Gold Train Express II is a Vietnamese Restaurant that opened up at 3236 W. Broadway in January. We were eagerly awaiting its opening: we really like Vietnamese food, and it is a great quick, inexpensive meal option that works with children too. We had visited their other location on West 10th in the past, but have always found it dirty, to the point where we were not comfortable eating there. The new location is much cleaner, and with a fairly open kitchen making it easy to keep tabs on food preparation, it feels much less sketchy. The decor is exactly what one would expect in an inexpensive Vietnamese restaurant - fake plants, rocky tables, etc. In fact, I found it difficult to believe that the renovations had taken as long as they did. But it's kind of comforting in its own way, and very up front about the kind and quality of food one can expect.
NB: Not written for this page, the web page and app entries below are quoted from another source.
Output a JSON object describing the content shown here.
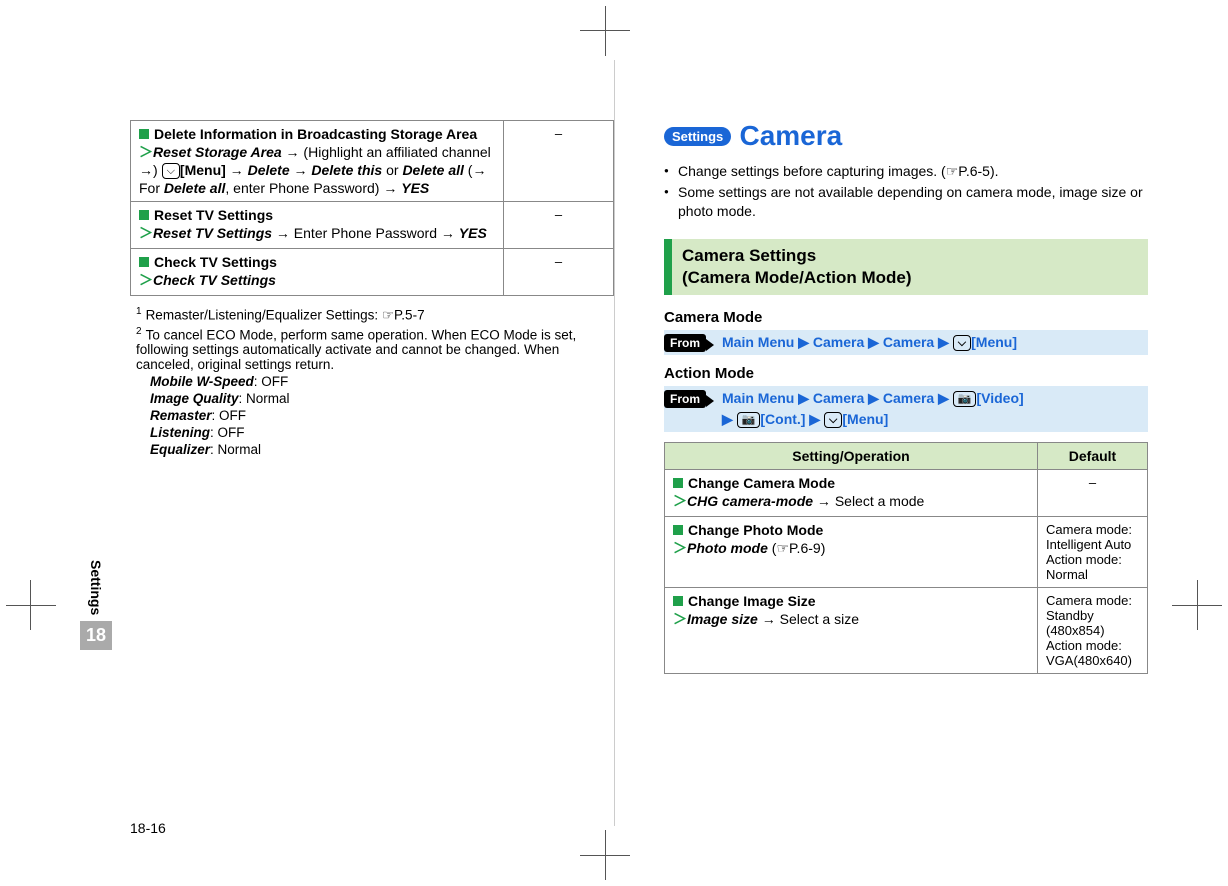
{
  "sideTab": {
    "label": "Settings",
    "number": "18"
  },
  "pageNumber": "18-16",
  "left": {
    "rows": [
      {
        "title": "Delete Information in Broadcasting Storage Area",
        "op_cmd": "Reset Storage Area",
        "op_after1": " → (Highlight an affiliated channel →) ",
        "op_key": "[Menu]",
        "op_after2": " → ",
        "op_delete": "Delete",
        "op_after3": " → ",
        "op_deletethis": "Delete this",
        "op_or": " or ",
        "op_deleteall": "Delete all",
        "op_paren1": " (→ For ",
        "op_deleteall2": "Delete all",
        "op_paren2": ", enter Phone Password) → ",
        "op_yes": "YES",
        "default": "–"
      },
      {
        "title": "Reset TV Settings",
        "op_cmd": "Reset TV Settings",
        "op_tail": " → Enter Phone Password → ",
        "op_yes": "YES",
        "default": "–"
      },
      {
        "title": "Check TV Settings",
        "op_cmd": "Check TV Settings",
        "default": "–"
      }
    ],
    "footnotes": {
      "f1": "Remaster/Listening/Equalizer Settings: ",
      "f1_ref": "P.5-7",
      "f2a": "To cancel ECO Mode, perform same operation. When ECO Mode is set, following settings automatically activate and cannot be changed. When canceled, original settings return.",
      "mwspeed_l": "Mobile W-Speed",
      "mwspeed_v": ": OFF",
      "imgq_l": "Image Quality",
      "imgq_v": ": Normal",
      "remaster_l": "Remaster",
      "remaster_v": ": OFF",
      "listening_l": "Listening",
      "listening_v": ": OFF",
      "eq_l": "Equalizer",
      "eq_v": ": Normal"
    }
  },
  "right": {
    "badge": "Settings",
    "title": "Camera",
    "bullets": [
      {
        "text": "Change settings before capturing images. (",
        "ref": "P.6-5",
        "tail": ")."
      },
      {
        "text": "Some settings are not available depending on camera mode, image size or photo mode."
      }
    ],
    "sectionBar1": "Camera Settings",
    "sectionBar2": "(Camera Mode/Action Mode)",
    "cameraModeLabel": "Camera Mode",
    "actionModeLabel": "Action Mode",
    "fromLabel": "From",
    "nav1": {
      "p1": "Main Menu",
      "p2": "Camera",
      "p3": "Camera",
      "menu": "[Menu]"
    },
    "nav2": {
      "p1": "Main Menu",
      "p2": "Camera",
      "p3": "Camera",
      "video": "[Video]",
      "cont": "[Cont.]",
      "menu": "[Menu]"
    },
    "tableHeaders": {
      "setting": "Setting/Operation",
      "default": "Default"
    },
    "rows": [
      {
        "title": "Change Camera Mode",
        "cmd": "CHG camera-mode",
        "tail": " → Select a mode",
        "default": "–",
        "defAlign": "center"
      },
      {
        "title": "Change Photo Mode",
        "cmd": "Photo mode",
        "tail": " (",
        "ref": "P.6-9",
        "tail2": ")",
        "default": "Camera mode: Intelligent Auto\nAction mode: Normal",
        "defAlign": "left"
      },
      {
        "title": "Change Image Size",
        "cmd": "Image size",
        "tail": " → Select a size",
        "default": "Camera mode: Standby (480x854)\nAction mode: VGA(480x640)",
        "defAlign": "left"
      }
    ]
  }
}
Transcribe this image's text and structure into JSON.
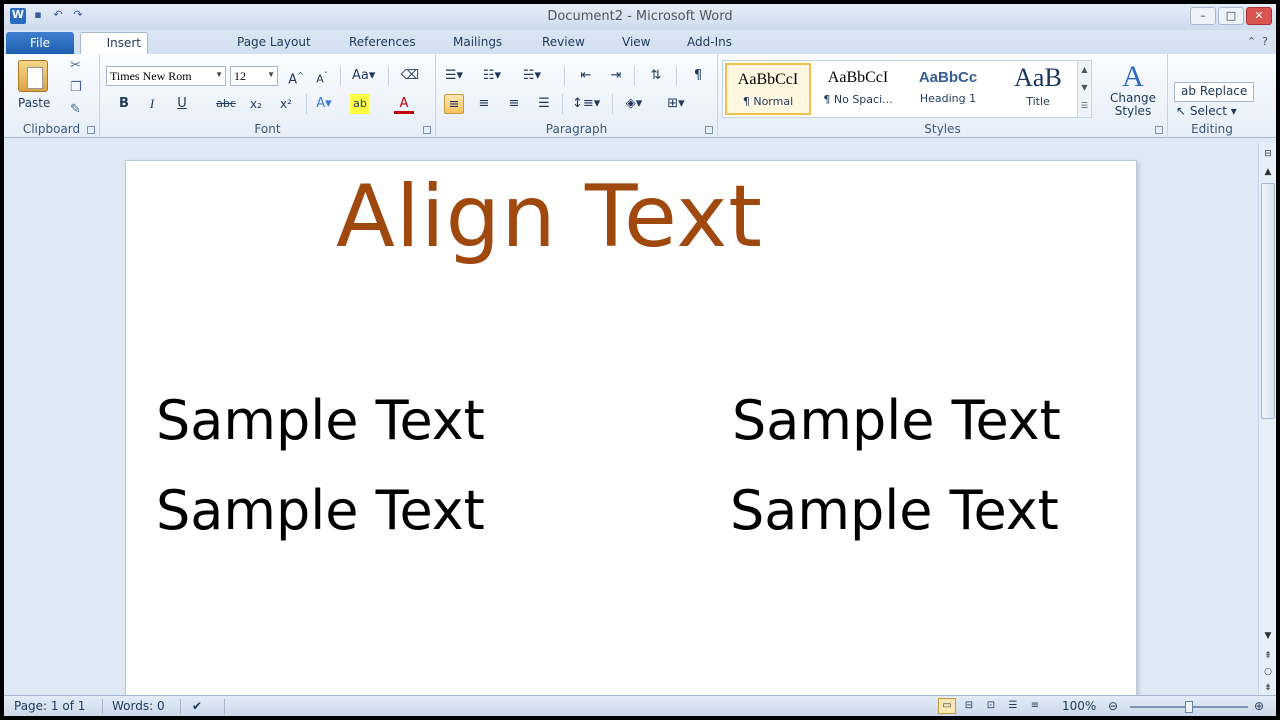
{
  "window": {
    "title": "Document2 - Microsoft Word"
  },
  "tabs": {
    "file": "File",
    "active": "Insert",
    "others": [
      {
        "label": "Page Layout"
      },
      {
        "label": "References"
      },
      {
        "label": "Mailings"
      },
      {
        "label": "Review"
      },
      {
        "label": "View"
      },
      {
        "label": "Add-Ins"
      }
    ]
  },
  "clipboard": {
    "group_label": "Clipboard",
    "paste_label": "Paste"
  },
  "font": {
    "group_label": "Font",
    "family": "Times New Rom",
    "size": "12",
    "change_case": "Aa",
    "bold": "B",
    "italic": "I",
    "underline": "U",
    "strike": "abc",
    "subscript": "x₂",
    "superscript": "x²"
  },
  "paragraph": {
    "group_label": "Paragraph",
    "pilcrow": "¶"
  },
  "styles": {
    "group_label": "Styles",
    "items": [
      {
        "sample": "AaBbCcI",
        "name": "¶ Normal"
      },
      {
        "sample": "AaBbCcI",
        "name": "¶ No Spaci..."
      },
      {
        "sample": "AaBbCc",
        "name": "Heading 1"
      },
      {
        "sample": "AaB",
        "name": "Title"
      }
    ],
    "change_styles": "Change Styles"
  },
  "editing": {
    "group_label": "Editing",
    "replace": "Replace",
    "select": "Select"
  },
  "document": {
    "title_text": "Align Text",
    "samples": [
      {
        "text": "Sample Text"
      },
      {
        "text": "Sample Text"
      },
      {
        "text": "Sample Text"
      },
      {
        "text": "Sample Text"
      }
    ]
  },
  "status": {
    "page": "Page: 1 of 1",
    "words": "Words: 0",
    "zoom": "100%"
  },
  "colors": {
    "title_text": "#a0490f",
    "file_tab": "#2a6bc0",
    "highlight": "#f5c35e"
  }
}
We've now been several times and found our food to be equally fast and tasty each time. Chris likes the Pho, and I tend to order rice noodle bowls (which are served on plates there and without any extra dipping sauce for the spring rolls which is customary at many similar restaurants - they were quick to bring me some when I asked, however). Unlike the location on W. 10th, this one serves bahn mi, (Vietnamese sub sandwiches), which is what we went for yesterday. We love bahn mi, and we were quite excited to see that we were finally going to be able to get some in the neighborhood. A good bahn mi comes on a French roll, crunchy on the outside and soft on the inside, often with a bit of pate spread on one side (I usually skip this), some butter or mayo, pickled vegetables, and some form of protein, usually grilled chicken, pork, or beef, although tofu can also be tasty. They are or should be inexpensive ($3.50 here), and substantial enough for a meal for a person with a small to medium sized appetite. These ones are a little smaller (a very little) than most I’ve had elsewhere, and I suspect that they use margarine, but they are still quite delicious. The rolls are perfect, crunchy on the outside and soft on the inside. (Be warned, we recently learned the hard way they don’t serve them on days they can’t get fresh rolls, like Sundays.) And the fillings are quite generous. They don’t put hot peppers in them as has been typical most other places I’ve eaten bahn mi, but that’s OK since my toddler insists on eating whatever I do and he is not a big fan of chilis as yet. All in all, they were a hit in our house, and we will go back for more.